  7. 4 “A Better Man for Us” in Warren
    (pp. 120-147)

    While Phelps Dodge and its allies reformed and incorporated, the Calumet & Arizona Company took a different approach. In 1906 C&A’s investors created the model suburb of Warren as an alternative to Bisbee, with its overcrowding, poor sanitation, and ethnic tumult. The townsite’s designer, Warren Manning (the name was a coincidence; the town was named for pioneering prospector George Warren), was a prominent Massachusetts landscape architect turned urban planner. In early 1906, he came to Bisbee, checked into PD’s beautiful new Copper Queen Hotel, and was shocked and fascinated by what he found. “Such a town you . . ....

  8. 5 Mormons and Mexicans in the San Pedro River Valley
    (pp. 148-176)

    On September 4, 1915, residents of the railroad town of Benson read the following items in the local paper.

    The town’s “Spanish ladies” were extending a “cordial invitation . . . to all” for an enchilada-and-tamale supper and a concert, to celebrate Mexico’s Independence Day (September 16) and to raise money for the Catholic church. Lee Park Lim, a Chinese interpreter from Tucson, was in town “on of ficial business.” Local girl “Miss Ernestina Martínez spent the weekend” visiting friends at the San Juan Ranch outside town, while rancher Reyes Mendoza had ridden into Benson for a few days and...

  9. 6 Women and Men in the Sulphur Springs and San Simon Valleys
    (pp. 177-197)

    In 1909, the widowed Mary Cowen, her three daughters, and her father, George Homrighausen, rode the Southern Pacific from Paola, Kansas, to the ranch town of Willcox in northeastern Cochise County. There the family hired two teams of horses, loaded their wagons, and made their way to a spot ten miles south, in the Sulphur Springs Valley. Soon they were filing homesteads, buying land, planting crops, and raising cattle. Over the next year, more plains folks rolled in, several from the same county in Kansas. By 1910, Kansas Settlement boasted eighty-nine people who held Sunday school, ice cream socials, and...

  10. 7 The Bisbee Deportation
    (pp. 198-238)

    While midwestern newcomers quietly transformed rural Cochise County, the entire world seemed to be exploding—across the border in Mexico, then in Europe, and closer to home in Arizona’s mining camps and the new state capital of Phoenix. In 1910, Arizona was finally shaking off its frontier reputation to gain statehood, while just next door the Yaqui Wars and the Mexican Revolution were erupting from the long-smoldering resentment against Porfirio Díaz’s repressive regime. In Cochise County, the revolution was no distant abstraction. First in 1911, then in 1914 and 1915, major battles ensued just over the Mexican border, in Naco...

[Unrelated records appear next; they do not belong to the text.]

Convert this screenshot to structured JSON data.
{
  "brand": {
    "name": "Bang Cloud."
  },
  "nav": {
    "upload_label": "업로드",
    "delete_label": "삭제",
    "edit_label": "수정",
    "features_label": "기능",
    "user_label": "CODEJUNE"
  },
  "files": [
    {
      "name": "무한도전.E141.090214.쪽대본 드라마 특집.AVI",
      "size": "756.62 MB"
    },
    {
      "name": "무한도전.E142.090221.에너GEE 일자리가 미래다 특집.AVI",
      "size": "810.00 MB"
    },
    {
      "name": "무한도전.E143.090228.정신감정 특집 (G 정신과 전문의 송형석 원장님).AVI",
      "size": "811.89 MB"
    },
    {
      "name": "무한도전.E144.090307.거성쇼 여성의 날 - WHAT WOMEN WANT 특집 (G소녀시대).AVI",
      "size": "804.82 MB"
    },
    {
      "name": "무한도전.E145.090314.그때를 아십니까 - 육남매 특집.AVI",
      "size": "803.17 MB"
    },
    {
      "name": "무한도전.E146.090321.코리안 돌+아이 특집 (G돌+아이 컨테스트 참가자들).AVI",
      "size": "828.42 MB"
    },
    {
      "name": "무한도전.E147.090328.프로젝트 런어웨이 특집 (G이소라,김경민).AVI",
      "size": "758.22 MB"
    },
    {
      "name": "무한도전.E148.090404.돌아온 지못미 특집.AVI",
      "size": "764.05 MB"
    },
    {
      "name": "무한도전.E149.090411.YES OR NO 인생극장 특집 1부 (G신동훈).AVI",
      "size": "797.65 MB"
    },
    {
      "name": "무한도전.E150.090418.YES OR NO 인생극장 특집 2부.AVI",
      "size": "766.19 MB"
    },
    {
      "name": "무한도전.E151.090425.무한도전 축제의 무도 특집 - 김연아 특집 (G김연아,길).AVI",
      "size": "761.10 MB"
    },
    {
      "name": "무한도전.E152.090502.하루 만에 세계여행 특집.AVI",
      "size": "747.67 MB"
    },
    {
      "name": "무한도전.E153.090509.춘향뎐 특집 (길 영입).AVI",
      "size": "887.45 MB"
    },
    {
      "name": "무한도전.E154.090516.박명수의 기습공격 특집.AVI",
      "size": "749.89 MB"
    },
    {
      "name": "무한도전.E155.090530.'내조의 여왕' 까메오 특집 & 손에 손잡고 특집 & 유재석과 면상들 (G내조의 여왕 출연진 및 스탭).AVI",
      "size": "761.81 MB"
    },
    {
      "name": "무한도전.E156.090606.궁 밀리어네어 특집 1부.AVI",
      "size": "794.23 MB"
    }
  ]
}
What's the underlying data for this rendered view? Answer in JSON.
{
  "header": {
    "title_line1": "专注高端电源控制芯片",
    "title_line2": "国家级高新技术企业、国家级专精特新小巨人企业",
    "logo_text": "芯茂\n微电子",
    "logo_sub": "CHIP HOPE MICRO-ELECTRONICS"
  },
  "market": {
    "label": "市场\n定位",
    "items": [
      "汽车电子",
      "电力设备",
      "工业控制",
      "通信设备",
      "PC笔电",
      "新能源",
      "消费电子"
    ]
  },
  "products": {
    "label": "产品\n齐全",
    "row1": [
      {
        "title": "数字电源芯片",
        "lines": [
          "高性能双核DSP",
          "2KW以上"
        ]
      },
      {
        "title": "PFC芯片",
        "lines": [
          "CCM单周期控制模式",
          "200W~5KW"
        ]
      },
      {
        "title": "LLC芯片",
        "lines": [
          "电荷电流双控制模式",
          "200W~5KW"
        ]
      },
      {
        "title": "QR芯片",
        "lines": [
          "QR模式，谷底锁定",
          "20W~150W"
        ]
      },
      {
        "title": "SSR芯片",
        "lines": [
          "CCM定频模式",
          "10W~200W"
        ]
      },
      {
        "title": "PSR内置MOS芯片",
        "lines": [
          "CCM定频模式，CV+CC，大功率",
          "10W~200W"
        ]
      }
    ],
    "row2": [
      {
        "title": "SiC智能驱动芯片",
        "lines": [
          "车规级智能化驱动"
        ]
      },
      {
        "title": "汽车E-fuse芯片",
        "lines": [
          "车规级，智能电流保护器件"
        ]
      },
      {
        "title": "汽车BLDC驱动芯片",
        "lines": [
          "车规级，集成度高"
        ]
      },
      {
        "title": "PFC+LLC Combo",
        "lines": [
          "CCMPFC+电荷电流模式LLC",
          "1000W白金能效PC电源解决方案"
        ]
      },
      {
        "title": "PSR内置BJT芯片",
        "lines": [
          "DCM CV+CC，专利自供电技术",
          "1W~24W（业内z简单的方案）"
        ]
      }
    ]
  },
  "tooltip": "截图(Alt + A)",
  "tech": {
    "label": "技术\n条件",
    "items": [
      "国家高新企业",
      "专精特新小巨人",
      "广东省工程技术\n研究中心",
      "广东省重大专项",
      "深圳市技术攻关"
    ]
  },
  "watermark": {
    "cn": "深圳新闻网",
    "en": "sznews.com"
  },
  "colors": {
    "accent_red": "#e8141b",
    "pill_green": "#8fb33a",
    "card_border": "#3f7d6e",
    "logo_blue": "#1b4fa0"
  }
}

  11. 8 One County, Two Races
    (pp. 239-266)

    World War I turned out to be the high point of Cochise County’s prosperity and political influence. Drought and glutted agricultural markets halted the homesteading movement and devastated the ranching economy. Mining fared no better. From 1918 to 1921, copper prices fell by almost two-thirds, production by three-quarters. In 1921, ev ery mine in Arizona but one closed. Bisbee mines retained a few hundred underground men, many part-time. Work halted at open-pit operations. The Phelps Dodge smelter in Douglas kept only a skeleton crew. Conditions throughout the 1920s remained unsteady, and during the Depression, mine and smelter employment rolls shrank...

  12. Conclusion
    (pp. 267-274)

    By the 1930s, the line between “Mexican” and “white” was well entrenched, but it was never completely stable. The New Deal and World War II gave workers new tools to dig away at its foundation, the dual-wage system. The New Deal had two faces: one that offered local elites greater power, and another that granted union rights where none had existed before. Thanks to the right to collective bargaining, granted in the National Industrial Recovery Act and the Wagner Act, a new era of unionizing began in Cochise County. A small Mine-Mill local or ga nized in 1933 went on...

  13. Abbreviations
    (pp. 277-278)
  14. Notes
    (pp. 279-348)
  15. Acknowledgments
    (pp. 349-354)
  16. Index
    (pp. 355-367)